Author:
Wang, Li-ying, Wu, Wei-ping, Fu, Qing, Guan, Ya-yi, Han, Shuai, Niu, Yan-lin, Tong, Su-xiang, Osman, Israyil, Zhang, Song, Kaisar, Kaisar
Source:
Parasites & vectors 2016 v.9 no.1 pp. 148
ISSN:
1756-3305
Subject:
binomial distribution, data collection, endemic diseases, equipment, geographic information systems, household surveys, models, oases, patients, risk, spatial data, villages, visceral leishmaniasis, China
Abstract:
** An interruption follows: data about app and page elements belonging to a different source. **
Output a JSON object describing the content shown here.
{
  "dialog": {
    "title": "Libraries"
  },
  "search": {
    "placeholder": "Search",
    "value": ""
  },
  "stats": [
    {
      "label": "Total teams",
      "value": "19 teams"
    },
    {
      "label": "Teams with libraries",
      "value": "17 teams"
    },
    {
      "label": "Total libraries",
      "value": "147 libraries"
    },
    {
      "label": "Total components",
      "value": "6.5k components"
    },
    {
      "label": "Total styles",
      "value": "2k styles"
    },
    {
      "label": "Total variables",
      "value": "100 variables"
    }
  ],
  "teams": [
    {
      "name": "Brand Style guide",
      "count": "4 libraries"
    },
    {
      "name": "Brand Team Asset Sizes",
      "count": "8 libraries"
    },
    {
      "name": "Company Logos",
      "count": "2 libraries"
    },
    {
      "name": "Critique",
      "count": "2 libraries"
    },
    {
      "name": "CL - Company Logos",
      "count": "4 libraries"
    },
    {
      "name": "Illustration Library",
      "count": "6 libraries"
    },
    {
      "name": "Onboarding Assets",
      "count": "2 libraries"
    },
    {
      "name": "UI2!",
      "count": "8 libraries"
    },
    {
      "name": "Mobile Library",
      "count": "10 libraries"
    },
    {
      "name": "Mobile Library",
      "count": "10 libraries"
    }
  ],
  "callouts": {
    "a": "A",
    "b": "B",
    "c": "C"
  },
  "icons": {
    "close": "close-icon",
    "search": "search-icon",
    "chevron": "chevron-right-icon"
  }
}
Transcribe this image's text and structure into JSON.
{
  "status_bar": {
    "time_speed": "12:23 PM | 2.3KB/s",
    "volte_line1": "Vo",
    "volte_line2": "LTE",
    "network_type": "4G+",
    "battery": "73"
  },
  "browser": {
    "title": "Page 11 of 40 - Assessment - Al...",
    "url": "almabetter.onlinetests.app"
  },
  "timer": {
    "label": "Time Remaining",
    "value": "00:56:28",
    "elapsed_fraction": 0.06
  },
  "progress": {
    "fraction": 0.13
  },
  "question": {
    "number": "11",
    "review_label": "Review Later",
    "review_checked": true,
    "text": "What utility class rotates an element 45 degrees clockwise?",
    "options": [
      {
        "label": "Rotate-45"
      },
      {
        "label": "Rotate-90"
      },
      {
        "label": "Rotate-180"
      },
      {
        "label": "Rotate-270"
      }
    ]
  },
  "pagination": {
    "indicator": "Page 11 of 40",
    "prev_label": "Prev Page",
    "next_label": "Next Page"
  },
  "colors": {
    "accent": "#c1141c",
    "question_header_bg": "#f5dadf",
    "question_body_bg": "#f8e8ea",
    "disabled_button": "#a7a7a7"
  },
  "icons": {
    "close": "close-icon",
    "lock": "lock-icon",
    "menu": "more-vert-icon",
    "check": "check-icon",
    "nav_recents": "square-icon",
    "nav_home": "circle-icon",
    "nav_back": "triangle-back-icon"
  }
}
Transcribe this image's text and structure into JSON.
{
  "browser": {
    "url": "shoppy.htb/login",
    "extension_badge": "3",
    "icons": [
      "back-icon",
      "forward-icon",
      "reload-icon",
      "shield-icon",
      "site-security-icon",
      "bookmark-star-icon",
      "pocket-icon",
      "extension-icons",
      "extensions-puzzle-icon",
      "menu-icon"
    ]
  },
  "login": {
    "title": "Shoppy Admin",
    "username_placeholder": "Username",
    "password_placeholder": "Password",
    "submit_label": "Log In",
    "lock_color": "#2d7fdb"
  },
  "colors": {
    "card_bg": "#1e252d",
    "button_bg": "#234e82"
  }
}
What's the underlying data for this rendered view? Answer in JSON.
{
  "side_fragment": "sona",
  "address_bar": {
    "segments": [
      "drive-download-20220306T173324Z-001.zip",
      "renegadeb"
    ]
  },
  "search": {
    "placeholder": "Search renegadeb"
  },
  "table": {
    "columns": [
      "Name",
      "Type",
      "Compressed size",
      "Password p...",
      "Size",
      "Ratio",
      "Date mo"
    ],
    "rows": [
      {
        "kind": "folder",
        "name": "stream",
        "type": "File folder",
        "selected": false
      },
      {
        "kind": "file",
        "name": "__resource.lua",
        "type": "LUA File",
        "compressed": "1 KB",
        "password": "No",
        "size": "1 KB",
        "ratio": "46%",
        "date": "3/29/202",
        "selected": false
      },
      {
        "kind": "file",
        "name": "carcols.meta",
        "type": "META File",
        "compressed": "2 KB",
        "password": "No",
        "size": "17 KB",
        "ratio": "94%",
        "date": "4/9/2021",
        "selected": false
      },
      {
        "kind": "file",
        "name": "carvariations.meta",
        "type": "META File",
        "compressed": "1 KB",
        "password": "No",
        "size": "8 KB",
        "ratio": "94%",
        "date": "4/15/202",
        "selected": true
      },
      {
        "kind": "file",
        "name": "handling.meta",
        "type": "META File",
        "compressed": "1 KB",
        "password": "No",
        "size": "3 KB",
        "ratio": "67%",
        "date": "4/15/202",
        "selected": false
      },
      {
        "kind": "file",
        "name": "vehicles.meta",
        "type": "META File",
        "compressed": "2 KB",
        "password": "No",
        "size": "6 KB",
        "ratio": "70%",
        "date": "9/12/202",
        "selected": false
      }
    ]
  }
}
BACKGROUND: Kashi Prefecture of Xinjiang is one of the most seriously affected areas with anthroponotic visceral leishmaniasis in China. A better understanding of space distribution features in this area was needed to guide strategies to eliminate visceral leishmaniasis from highly endemic areas. We performed a spatial analysis using the data collected in Bosh Klum Township in Xinjiang China. METHODS: Based on the report of endemic diseases between 1990 and 2005, three villages with a high number of visceral leishmaniasis cases in Bosh Klum Township were selected. We conducted a household survey to collect the baseline data of kala-azar patients using standard case definitions. The geographical information was recorded with GIS equipment. A binomial distribution fitting test, runs test, and Scan statistical analysis were used to assess the space distribution of the study area. RESULTS: The result of the binomial distribution fitting test showed that the distribution of visceral leishmaniasis cases in local families was inconsistent (χ² = 53.23, P < 0.01). The results of runs test showed that the distribution of leishmaniasis infected families along the channel was not random in the group of more than five infected families. The proportion of this kind of group in all infected families was 63.84 % (113 of 177). In the Scan statistical analysis, spatial aggregation was analyzed by poisson model, which found 3 spatial distribution areas 1) Zone A was located in a center point of 76.153447°E, 39.528477°N within its 1.11 mile radius, where the cumulative life-incidence of leishmaniasis was 1.95 times as high as that in surrounding areas (P < 0.05); 2) Zone B was located in a center point of 76.111968°E, 39.531895°N within its 0.54 mile radius, where the cumulative life-incidence of leishmaniasis was 1.82 times as high as that in surrounding areas (P < 0.01); and 3) Zone C was located in a center point of 76.195427°E, 39.563835°N within its 0.68 mile radius, where the cumulative life-incidence of leishmaniasis was 1.31 times as high as that in surrounding areas (P < 0.05). CONCLUSIONS: The spatial distribution of visceral leishmaniasis-infected families was clustered. Thus, the proper use of this finding would be an improvement in highly endemic areas, which could help identify the types of endemic areas and population at high risk and carry out appropriate measures to prevent and control VL in this area as well.
Agid:
5485488